Exercise aim:
When you return the entries, keep every word and mark exactly as it is.

Available data:
--------------------------------------------------

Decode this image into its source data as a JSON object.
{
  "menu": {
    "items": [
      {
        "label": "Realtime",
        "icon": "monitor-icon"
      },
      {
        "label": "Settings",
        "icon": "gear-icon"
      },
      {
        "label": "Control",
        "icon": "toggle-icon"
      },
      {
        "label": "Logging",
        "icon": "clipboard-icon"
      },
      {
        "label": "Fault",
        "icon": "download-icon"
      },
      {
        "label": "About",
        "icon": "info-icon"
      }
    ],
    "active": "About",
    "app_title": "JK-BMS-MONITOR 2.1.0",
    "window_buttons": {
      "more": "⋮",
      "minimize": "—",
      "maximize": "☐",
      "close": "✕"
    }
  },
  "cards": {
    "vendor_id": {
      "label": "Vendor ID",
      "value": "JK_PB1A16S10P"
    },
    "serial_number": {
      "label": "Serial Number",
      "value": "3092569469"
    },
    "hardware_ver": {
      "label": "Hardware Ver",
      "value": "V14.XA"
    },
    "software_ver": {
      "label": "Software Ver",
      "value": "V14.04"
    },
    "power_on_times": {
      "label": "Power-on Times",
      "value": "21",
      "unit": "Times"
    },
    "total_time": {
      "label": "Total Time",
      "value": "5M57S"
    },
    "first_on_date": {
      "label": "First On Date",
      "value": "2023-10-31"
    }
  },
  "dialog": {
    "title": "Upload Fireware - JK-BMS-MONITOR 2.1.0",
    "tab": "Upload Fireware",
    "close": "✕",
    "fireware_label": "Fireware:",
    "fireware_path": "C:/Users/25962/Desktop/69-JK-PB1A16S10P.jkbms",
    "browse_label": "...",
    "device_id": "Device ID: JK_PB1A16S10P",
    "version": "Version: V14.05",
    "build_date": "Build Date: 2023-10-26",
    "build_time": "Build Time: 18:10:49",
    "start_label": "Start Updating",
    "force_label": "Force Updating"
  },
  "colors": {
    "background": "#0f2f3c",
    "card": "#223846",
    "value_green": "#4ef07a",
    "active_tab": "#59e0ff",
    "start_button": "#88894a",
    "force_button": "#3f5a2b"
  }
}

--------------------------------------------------

Response below:
Decode this image into its source data as a JSON object.
{
  "menu": {
    "items": [
      {
        "label": "Realtime",
        "icon": "monitor-icon"
      },
      {
        "label": "Settings",
        "icon": "gear-icon"
      },
      {
        "label": "Control",
        "icon": "toggle-icon"
      },
      {
        "label": "Logging",
        "icon": "clipboard-icon"
      },
      {
        "label": "Fault",
        "icon": "download-icon"
      },
      {
        "label": "About",
        "icon": "info-icon"
      }
    ],
    "active": "About",
    "app_title": "JK-BMS-MONITOR 2.1.0",
    "window_buttons": {
      "more": "⋮",
      "minimize": "—",
      "maximize": "☐",
      "close": "✕"
    }
  },
  "cards": {
    "vendor_id": {
      "label": "Vendor ID",
      "value": "JK_PB1A16S10P"
    },
    "serial_number": {
      "label": "Serial Number",
      "value": "3092569469"
    },
    "hardware_ver": {
      "label": "Hardware Ver",
      "value": "V14.XA"
    },
    "software_ver": {
      "label": "Software Ver",
      "value": "V14.04"
    },
    "power_on_times": {
      "label": "Power-on Times",
      "value": "21",
      "unit": "Times"
    },
    "total_time": {
      "label": "Total Time",
      "value": "5M57S"
    },
    "first_on_date": {
      "label": "First On Date",
      "value": "2023-10-31"
    }
  },
  "dialog": {
    "title": "Upload Fireware - JK-BMS-MONITOR 2.1.0",
    "tab": "Upload Fireware",
    "close": "✕",
    "fireware_label": "Fireware:",
    "fireware_path": "C:/Users/25962/Desktop/69-JK-PB1A16S10P.jkbms",
    "browse_label": "...",
    "device_id": "Device ID: JK_PB1A16S10P",
    "version": "Version: V14.05",
    "build_date": "Build Date: 2023-10-26",
    "build_time": "Build Time: 18:10:49",
    "start_label": "Start Updating",
    "force_label": "Force Updating"
  },
  "colors": {
    "background": "#0f2f3c",
    "card": "#223846",
    "value_green": "#4ef07a",
    "active_tab": "#59e0ff",
    "start_button": "#88894a",
    "force_button": "#3f5a2b"
  }
}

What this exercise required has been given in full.